Lockdowns are simply not sustainable for the amount of time that it will likely take to develop a vaccine. Letting up will reduce economic, social, and political pressures. It may also allow populations to build an immunity that will end up being the least bad way of fighting COVID-19 in the long run. Much about the disease remains poorly understood, but countries that are locked down now could very well face new and even more severe outbreaks down the road. If these countries follow the Swedish path to herd immunity, the total cost of the pandemic will decrease, and it will likely end sooner.
Sweden’s approach to COVID-19 reflects the country’s distinctive culture, and aspects of it may not be easy to replicate elsewhere. In particular, reliance on official recommendations and individual responsibility may not travel well beyond Scandinavia. Sweden is a special country characterized by high levels of trust—not just between people but between people and government institutions. Swedes were primed to take voluntary recommendations seriously in a way that citizens of other nations may not be.
Swedes are also generally healthier than citizens of many other countries, so additional precautions may be necessary to protect the infirm in other parts of the world. Countries lifting restrictions should also learn from Sweden’s missteps when it comes to the elderly and immigrants: masks and other protective equipment should be made immediately available in nursing homes, and greater emphasis should be placed on protecting service-sector workers who are at higher risk because of age or infirmity. But the emphasis must be on helping at-risk people stay safe and out of harm’s way, not locking entire societies down.

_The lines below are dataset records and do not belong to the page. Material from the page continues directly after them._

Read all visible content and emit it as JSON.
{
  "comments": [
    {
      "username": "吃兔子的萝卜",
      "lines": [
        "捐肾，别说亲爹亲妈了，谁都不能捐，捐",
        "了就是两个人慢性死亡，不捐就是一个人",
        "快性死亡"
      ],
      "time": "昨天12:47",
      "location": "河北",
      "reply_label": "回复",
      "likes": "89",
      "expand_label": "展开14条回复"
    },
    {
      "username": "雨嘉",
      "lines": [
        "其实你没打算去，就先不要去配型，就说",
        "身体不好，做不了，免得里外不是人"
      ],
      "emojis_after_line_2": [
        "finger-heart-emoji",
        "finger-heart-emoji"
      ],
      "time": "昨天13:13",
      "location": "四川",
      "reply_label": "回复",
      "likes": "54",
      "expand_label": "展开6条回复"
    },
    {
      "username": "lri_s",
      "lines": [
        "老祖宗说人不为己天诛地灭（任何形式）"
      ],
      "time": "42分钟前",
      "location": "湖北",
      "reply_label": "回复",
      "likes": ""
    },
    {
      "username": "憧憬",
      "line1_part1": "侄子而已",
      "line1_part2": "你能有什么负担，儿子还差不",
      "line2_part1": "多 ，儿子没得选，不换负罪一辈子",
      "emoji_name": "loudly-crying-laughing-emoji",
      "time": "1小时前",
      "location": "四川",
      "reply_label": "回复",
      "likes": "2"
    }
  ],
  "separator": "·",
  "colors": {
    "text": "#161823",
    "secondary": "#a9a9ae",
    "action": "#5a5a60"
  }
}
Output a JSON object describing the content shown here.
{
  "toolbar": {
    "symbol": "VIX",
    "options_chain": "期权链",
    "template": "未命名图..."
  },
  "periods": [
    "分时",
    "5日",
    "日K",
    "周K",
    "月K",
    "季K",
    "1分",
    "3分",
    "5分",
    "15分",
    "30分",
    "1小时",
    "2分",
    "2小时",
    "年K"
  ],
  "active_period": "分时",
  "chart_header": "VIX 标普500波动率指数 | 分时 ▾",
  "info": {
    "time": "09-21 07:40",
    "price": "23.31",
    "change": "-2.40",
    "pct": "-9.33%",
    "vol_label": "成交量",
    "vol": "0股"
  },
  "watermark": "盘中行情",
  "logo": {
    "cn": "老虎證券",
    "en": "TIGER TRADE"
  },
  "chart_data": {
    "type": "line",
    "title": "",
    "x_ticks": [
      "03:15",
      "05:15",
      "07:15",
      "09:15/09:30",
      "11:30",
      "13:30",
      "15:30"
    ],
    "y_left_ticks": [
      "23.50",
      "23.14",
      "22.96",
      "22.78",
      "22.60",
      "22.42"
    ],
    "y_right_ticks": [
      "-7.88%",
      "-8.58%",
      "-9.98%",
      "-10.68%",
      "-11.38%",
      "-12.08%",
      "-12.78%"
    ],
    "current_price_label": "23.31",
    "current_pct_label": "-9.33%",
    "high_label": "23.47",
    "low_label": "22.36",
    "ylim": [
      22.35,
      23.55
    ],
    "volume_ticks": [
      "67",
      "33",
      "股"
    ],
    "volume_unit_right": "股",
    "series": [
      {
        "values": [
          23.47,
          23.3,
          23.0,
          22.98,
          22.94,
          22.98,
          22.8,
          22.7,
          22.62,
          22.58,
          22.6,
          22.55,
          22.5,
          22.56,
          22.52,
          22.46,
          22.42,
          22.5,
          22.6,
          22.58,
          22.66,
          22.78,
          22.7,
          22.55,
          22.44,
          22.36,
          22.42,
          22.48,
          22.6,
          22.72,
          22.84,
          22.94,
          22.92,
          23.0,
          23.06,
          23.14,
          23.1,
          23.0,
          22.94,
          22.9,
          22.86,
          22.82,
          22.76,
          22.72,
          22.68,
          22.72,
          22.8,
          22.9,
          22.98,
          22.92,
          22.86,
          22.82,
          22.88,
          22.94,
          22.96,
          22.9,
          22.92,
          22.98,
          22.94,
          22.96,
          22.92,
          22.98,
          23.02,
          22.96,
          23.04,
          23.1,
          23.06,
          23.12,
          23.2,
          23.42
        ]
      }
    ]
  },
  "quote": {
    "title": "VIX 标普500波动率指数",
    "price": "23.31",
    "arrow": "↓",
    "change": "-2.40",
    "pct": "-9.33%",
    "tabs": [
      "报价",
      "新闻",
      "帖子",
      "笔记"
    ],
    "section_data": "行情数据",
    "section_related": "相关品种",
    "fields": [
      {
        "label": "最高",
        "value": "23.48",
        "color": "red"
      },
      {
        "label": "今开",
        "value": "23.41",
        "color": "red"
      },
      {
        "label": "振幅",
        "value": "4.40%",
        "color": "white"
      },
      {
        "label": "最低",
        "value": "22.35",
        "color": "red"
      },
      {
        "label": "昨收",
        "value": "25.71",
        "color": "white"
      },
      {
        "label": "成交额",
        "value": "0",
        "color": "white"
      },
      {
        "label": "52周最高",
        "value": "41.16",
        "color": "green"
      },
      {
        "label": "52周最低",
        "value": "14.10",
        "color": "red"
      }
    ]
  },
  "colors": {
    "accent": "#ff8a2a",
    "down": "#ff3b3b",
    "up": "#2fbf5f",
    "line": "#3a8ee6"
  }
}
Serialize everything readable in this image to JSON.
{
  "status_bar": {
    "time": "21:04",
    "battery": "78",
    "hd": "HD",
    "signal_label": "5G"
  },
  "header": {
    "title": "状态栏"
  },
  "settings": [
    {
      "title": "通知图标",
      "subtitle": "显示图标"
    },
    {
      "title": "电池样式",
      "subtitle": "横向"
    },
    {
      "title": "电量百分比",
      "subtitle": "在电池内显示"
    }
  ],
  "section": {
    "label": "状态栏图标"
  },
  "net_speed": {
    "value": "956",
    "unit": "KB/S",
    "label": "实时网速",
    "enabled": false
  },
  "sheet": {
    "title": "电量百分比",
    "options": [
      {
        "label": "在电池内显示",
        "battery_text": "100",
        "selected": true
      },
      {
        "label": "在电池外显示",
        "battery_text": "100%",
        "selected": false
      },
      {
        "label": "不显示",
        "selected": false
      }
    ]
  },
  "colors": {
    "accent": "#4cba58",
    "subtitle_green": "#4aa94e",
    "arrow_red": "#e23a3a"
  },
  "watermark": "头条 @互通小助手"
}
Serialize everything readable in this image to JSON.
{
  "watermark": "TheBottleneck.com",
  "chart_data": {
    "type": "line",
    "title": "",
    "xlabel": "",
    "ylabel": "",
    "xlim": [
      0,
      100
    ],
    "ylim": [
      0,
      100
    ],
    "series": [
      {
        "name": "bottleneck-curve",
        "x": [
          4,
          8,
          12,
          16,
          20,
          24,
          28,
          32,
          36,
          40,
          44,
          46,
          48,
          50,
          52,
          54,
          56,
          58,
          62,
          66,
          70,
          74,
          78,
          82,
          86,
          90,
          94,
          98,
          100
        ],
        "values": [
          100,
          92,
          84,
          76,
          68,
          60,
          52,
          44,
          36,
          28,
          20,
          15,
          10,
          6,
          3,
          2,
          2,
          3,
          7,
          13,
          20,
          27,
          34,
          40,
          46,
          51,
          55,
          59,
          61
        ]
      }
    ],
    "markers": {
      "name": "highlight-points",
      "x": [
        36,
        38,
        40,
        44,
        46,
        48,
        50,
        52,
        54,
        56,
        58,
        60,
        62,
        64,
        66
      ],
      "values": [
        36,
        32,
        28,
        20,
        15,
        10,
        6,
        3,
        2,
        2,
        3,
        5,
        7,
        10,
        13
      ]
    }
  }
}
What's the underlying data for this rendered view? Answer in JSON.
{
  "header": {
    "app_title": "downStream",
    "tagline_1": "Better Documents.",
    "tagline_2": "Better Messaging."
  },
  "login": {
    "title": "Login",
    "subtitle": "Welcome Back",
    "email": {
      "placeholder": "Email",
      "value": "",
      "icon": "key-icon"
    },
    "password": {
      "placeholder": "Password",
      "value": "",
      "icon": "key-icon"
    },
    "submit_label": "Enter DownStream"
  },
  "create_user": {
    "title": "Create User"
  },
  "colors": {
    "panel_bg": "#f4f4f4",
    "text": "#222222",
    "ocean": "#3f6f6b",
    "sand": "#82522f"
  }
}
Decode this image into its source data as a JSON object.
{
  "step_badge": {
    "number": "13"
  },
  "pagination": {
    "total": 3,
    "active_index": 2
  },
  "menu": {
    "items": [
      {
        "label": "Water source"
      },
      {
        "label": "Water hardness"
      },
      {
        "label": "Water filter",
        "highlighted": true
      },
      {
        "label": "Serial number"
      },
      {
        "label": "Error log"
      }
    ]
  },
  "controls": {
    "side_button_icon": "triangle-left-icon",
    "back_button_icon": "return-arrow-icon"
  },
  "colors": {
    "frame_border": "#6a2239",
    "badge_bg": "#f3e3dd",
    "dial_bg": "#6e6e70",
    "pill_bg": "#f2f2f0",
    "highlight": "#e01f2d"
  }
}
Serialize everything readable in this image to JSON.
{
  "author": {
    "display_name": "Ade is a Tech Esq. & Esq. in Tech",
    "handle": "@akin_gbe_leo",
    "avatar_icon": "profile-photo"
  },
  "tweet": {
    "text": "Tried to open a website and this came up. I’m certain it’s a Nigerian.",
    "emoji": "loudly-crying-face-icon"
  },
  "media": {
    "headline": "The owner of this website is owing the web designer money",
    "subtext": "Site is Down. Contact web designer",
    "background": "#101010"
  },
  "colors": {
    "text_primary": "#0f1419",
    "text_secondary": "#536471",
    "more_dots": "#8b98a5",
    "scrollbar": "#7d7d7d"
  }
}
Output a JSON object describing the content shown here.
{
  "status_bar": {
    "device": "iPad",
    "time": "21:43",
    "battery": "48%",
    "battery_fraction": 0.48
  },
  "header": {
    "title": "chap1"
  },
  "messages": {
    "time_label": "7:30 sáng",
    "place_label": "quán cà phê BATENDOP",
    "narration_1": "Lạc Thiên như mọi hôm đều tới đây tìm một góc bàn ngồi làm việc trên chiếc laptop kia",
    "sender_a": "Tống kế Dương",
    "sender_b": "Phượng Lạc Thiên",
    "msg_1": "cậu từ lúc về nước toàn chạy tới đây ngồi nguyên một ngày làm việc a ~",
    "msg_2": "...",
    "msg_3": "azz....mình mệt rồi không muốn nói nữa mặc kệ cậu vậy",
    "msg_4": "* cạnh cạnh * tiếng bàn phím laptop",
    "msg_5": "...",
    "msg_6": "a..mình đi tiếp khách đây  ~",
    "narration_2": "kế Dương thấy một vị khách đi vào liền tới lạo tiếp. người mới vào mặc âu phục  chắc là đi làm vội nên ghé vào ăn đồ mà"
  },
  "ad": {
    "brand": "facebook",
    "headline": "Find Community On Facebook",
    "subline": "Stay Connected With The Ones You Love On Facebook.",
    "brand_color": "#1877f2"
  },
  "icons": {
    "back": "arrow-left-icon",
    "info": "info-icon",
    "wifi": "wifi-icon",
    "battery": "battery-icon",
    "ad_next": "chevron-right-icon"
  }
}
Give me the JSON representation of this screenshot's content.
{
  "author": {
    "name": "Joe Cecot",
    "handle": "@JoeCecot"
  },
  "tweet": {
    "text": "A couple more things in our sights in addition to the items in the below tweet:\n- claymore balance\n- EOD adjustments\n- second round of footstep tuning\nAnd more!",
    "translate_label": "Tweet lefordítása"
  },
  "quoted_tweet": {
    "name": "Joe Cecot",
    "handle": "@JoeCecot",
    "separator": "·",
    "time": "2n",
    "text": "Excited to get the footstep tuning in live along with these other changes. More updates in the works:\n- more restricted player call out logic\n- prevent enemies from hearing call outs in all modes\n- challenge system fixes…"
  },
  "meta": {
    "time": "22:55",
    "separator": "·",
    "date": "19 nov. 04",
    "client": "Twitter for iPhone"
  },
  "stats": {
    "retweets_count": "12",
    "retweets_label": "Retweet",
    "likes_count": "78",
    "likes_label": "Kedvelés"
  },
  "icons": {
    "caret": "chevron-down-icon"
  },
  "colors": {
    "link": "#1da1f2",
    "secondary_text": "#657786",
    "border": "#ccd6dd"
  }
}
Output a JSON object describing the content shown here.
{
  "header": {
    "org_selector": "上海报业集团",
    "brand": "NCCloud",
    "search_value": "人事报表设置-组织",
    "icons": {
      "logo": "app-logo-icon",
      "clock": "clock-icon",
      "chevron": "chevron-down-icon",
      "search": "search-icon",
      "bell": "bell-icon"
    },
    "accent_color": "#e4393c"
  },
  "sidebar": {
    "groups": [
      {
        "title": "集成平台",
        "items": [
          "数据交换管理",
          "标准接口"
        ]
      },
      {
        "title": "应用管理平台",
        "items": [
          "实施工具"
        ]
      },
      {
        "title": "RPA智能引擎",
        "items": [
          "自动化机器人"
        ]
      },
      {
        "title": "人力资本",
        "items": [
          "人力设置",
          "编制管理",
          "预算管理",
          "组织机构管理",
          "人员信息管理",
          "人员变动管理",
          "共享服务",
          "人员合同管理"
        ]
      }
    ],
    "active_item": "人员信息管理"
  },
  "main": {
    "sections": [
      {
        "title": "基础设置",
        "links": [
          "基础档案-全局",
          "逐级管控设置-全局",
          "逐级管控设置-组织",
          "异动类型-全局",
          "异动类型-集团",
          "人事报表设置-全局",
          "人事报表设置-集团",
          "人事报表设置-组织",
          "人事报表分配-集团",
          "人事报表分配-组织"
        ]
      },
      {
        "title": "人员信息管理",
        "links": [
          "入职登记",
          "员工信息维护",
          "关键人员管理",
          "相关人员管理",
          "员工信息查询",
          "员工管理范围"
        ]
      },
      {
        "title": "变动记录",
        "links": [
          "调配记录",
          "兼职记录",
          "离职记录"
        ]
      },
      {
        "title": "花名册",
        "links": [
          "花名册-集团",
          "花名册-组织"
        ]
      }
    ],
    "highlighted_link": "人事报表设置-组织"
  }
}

As scientists learn more about the virus and authorities develop new and better ways to work around the contagion—altering the parameters for calculating herd immunity to account for behavioral changes, for instance—the justification for general lockdowns grows weaker and weaker. Even in places like the United States and the United Kingdom, where the pool of at-risk people is much larger, the cost of protecting these people is much lower than forcing everyone to stay home. Managing the path to herd immunity means, above all, protecting the vulnerable. Sweden learned that the hard way, but the situation there is now under control.
As the pain of national lockdowns grows intolerable and countries realize that managing—rather than defeating—the pandemic is the only realistic option, more and more of them will begin to open up. Smart social distancing to keep health-care systems from being overwhelmed, improved therapies for the afflicted, and better protections for at-risk groups can help reduce the human toll. But at the end of the day, increased—and ultimately, herd—immunity may be the only viable defense against the disease, so long as vulnerable groups are protected along the way. Whatever marks Sweden deserves for managing the pandemic, other nations are beginning to see that it is ahead of the curve.